TASK TO CARRY OUT — Every record must be repeated exactly, with no omission.
□ □ □ □ □
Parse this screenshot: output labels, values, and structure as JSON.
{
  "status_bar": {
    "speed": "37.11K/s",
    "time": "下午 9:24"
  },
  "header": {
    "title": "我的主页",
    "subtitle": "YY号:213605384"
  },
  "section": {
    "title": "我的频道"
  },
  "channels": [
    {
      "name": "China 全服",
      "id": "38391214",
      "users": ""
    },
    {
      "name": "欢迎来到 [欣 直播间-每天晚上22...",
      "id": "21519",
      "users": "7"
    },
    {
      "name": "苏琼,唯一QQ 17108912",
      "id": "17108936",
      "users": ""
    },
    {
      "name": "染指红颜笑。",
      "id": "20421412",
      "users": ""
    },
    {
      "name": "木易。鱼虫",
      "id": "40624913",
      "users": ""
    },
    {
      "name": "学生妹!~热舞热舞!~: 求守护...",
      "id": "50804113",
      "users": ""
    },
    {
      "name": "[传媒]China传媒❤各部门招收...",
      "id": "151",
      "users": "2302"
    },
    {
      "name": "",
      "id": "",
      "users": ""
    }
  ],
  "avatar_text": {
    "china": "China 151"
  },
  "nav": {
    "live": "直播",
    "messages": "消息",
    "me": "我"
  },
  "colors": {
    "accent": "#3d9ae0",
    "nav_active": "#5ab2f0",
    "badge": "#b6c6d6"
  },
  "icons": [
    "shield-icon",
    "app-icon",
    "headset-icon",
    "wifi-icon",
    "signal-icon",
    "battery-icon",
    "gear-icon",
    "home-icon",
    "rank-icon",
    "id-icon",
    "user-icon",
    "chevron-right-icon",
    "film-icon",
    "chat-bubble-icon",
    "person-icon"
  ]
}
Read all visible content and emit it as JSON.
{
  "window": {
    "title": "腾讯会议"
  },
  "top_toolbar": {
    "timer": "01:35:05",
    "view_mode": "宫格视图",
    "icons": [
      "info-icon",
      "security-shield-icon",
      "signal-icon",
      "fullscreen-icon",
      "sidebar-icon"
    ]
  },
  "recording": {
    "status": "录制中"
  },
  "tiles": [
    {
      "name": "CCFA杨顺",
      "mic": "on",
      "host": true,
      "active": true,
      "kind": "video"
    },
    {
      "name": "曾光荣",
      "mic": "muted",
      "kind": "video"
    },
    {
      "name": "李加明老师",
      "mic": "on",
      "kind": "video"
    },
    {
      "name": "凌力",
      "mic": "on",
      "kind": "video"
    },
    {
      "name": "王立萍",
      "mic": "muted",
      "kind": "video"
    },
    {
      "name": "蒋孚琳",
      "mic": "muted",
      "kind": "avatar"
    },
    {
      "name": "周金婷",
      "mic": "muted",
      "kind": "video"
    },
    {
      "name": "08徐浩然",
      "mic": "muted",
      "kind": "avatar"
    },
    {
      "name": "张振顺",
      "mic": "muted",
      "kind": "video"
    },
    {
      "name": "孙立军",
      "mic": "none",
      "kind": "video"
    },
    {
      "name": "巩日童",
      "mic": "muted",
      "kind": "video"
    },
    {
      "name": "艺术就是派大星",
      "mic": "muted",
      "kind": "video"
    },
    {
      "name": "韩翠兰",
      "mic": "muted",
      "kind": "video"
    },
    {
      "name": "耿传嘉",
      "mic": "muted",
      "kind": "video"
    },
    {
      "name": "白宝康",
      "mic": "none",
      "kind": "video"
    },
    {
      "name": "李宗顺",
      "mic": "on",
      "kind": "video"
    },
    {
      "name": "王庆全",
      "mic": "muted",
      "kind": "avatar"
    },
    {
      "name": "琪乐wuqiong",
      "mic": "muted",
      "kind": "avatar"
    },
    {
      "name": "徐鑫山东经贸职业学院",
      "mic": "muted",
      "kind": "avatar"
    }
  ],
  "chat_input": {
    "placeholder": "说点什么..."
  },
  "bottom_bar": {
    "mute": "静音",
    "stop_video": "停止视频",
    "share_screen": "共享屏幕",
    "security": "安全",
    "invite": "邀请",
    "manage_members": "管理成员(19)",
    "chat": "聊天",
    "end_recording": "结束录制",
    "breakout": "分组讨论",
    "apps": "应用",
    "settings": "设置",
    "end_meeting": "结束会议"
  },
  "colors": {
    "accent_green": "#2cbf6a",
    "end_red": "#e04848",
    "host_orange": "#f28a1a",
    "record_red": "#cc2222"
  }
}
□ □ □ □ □
RESULT FOR THIS EXERCISE —
Parse this screenshot: output labels, values, and structure as JSON.
{
  "status_bar": {
    "speed": "37.11K/s",
    "time": "下午 9:24"
  },
  "header": {
    "title": "我的主页",
    "subtitle": "YY号:213605384"
  },
  "section": {
    "title": "我的频道"
  },
  "channels": [
    {
      "name": "China 全服",
      "id": "38391214",
      "users": ""
    },
    {
      "name": "欢迎来到 [欣 直播间-每天晚上22...",
      "id": "21519",
      "users": "7"
    },
    {
      "name": "苏琼,唯一QQ 17108912",
      "id": "17108936",
      "users": ""
    },
    {
      "name": "染指红颜笑。",
      "id": "20421412",
      "users": ""
    },
    {
      "name": "木易。鱼虫",
      "id": "40624913",
      "users": ""
    },
    {
      "name": "学生妹!~热舞热舞!~: 求守护...",
      "id": "50804113",
      "users": ""
    },
    {
      "name": "[传媒]China传媒❤各部门招收...",
      "id": "151",
      "users": "2302"
    },
    {
      "name": "",
      "id": "",
      "users": ""
    }
  ],
  "avatar_text": {
    "china": "China 151"
  },
  "nav": {
    "live": "直播",
    "messages": "消息",
    "me": "我"
  },
  "colors": {
    "accent": "#3d9ae0",
    "nav_active": "#5ab2f0",
    "badge": "#b6c6d6"
  },
  "icons": [
    "shield-icon",
    "app-icon",
    "headset-icon",
    "wifi-icon",
    "signal-icon",
    "battery-icon",
    "gear-icon",
    "home-icon",
    "rank-icon",
    "id-icon",
    "user-icon",
    "chevron-right-icon",
    "film-icon",
    "chat-bubble-icon",
    "person-icon"
  ]
}
Read all visible content and emit it as JSON.
{
  "window": {
    "title": "腾讯会议"
  },
  "top_toolbar": {
    "timer": "01:35:05",
    "view_mode": "宫格视图",
    "icons": [
      "info-icon",
      "security-shield-icon",
      "signal-icon",
      "fullscreen-icon",
      "sidebar-icon"
    ]
  },
  "recording": {
    "status": "录制中"
  },
  "tiles": [
    {
      "name": "CCFA杨顺",
      "mic": "on",
      "host": true,
      "active": true,
      "kind": "video"
    },
    {
      "name": "曾光荣",
      "mic": "muted",
      "kind": "video"
    },
    {
      "name": "李加明老师",
      "mic": "on",
      "kind": "video"
    },
    {
      "name": "凌力",
      "mic": "on",
      "kind": "video"
    },
    {
      "name": "王立萍",
      "mic": "muted",
      "kind": "video"
    },
    {
      "name": "蒋孚琳",
      "mic": "muted",
      "kind": "avatar"
    },
    {
      "name": "周金婷",
      "mic": "muted",
      "kind": "video"
    },
    {
      "name": "08徐浩然",
      "mic": "muted",
      "kind": "avatar"
    },
    {
      "name": "张振顺",
      "mic": "muted",
      "kind": "video"
    },
    {
      "name": "孙立军",
      "mic": "none",
      "kind": "video"
    },
    {
      "name": "巩日童",
      "mic": "muted",
      "kind": "video"
    },
    {
      "name": "艺术就是派大星",
      "mic": "muted",
      "kind": "video"
    },
    {
      "name": "韩翠兰",
      "mic": "muted",
      "kind": "video"
    },
    {
      "name": "耿传嘉",
      "mic": "muted",
      "kind": "video"
    },
    {
      "name": "白宝康",
      "mic": "none",
      "kind": "video"
    },
    {
      "name": "李宗顺",
      "mic": "on",
      "kind": "video"
    },
    {
      "name": "王庆全",
      "mic": "muted",
      "kind": "avatar"
    },
    {
      "name": "琪乐wuqiong",
      "mic": "muted",
      "kind": "avatar"
    },
    {
      "name": "徐鑫山东经贸职业学院",
      "mic": "muted",
      "kind": "avatar"
    }
  ],
  "chat_input": {
    "placeholder": "说点什么..."
  },
  "bottom_bar": {
    "mute": "静音",
    "stop_video": "停止视频",
    "share_screen": "共享屏幕",
    "security": "安全",
    "invite": "邀请",
    "manage_members": "管理成员(19)",
    "chat": "聊天",
    "end_recording": "结束录制",
    "breakout": "分组讨论",
    "apps": "应用",
    "settings": "设置",
    "end_meeting": "结束会议"
  },
  "colors": {
    "accent_green": "#2cbf6a",
    "end_red": "#e04848",
    "host_orange": "#f28a1a",
    "record_red": "#cc2222"
  }
}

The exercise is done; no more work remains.